*** Listed entries ***

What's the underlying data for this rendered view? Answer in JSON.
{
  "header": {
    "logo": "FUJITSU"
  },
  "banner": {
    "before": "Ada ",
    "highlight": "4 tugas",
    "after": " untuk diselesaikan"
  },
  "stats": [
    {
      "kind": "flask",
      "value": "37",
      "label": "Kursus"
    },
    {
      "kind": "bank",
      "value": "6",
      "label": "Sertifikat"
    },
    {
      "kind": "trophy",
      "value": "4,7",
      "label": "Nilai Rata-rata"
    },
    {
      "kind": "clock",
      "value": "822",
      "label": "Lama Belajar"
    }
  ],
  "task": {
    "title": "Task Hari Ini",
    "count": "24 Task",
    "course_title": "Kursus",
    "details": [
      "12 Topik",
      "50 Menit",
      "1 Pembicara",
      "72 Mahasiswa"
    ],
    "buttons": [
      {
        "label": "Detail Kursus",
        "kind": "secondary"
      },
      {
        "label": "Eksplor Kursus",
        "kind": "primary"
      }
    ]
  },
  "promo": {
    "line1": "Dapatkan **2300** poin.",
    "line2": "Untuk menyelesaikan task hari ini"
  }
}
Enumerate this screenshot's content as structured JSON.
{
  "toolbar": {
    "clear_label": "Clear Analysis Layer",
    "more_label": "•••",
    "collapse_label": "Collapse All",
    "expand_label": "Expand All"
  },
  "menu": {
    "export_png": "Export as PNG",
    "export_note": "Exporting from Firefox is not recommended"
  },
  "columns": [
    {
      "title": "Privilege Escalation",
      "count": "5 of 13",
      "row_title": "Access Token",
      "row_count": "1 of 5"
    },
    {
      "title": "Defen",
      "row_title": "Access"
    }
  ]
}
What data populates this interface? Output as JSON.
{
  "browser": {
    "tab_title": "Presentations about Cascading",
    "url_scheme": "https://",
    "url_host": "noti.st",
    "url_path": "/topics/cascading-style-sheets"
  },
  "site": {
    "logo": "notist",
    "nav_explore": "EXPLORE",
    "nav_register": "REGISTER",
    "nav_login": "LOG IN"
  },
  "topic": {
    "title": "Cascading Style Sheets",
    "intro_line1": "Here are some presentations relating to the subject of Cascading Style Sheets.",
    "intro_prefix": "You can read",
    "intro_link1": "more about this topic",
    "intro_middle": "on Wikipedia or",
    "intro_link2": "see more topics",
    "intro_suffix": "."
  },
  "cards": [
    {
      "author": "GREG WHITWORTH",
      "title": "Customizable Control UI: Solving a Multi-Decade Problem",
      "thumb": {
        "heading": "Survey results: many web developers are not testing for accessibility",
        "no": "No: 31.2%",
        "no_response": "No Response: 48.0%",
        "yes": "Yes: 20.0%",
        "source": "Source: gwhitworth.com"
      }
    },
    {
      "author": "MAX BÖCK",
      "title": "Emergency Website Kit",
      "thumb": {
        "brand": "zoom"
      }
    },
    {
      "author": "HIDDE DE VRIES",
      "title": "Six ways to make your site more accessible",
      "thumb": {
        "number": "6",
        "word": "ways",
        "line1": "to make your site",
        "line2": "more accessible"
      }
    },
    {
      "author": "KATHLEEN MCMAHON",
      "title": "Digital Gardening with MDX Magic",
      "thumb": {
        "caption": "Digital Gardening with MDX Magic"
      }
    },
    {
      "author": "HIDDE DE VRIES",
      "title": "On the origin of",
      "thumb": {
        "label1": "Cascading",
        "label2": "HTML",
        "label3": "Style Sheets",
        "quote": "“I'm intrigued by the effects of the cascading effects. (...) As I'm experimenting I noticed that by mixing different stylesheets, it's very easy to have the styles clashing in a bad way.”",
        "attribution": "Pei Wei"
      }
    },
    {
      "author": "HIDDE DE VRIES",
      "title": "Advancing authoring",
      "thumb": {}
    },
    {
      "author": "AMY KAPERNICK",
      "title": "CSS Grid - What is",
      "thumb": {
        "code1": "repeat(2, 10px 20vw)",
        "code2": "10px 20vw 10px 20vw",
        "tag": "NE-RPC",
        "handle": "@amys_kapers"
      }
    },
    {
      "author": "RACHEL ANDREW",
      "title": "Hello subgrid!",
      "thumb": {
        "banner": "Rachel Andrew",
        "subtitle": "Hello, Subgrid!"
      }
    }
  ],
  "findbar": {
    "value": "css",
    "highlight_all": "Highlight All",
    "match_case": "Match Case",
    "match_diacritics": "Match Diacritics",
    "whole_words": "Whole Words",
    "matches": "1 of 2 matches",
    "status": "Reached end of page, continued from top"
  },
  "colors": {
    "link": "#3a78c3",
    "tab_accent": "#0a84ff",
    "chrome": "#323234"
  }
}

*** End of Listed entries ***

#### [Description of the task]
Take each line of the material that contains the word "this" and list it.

#### [The completed task]
What's the underlying data for this rendered view? Answer in JSON.
Enumerate this screenshot's content as structured JSON.
What data populates this interface? Output as JSON.
    "intro_link1": "more about this topic",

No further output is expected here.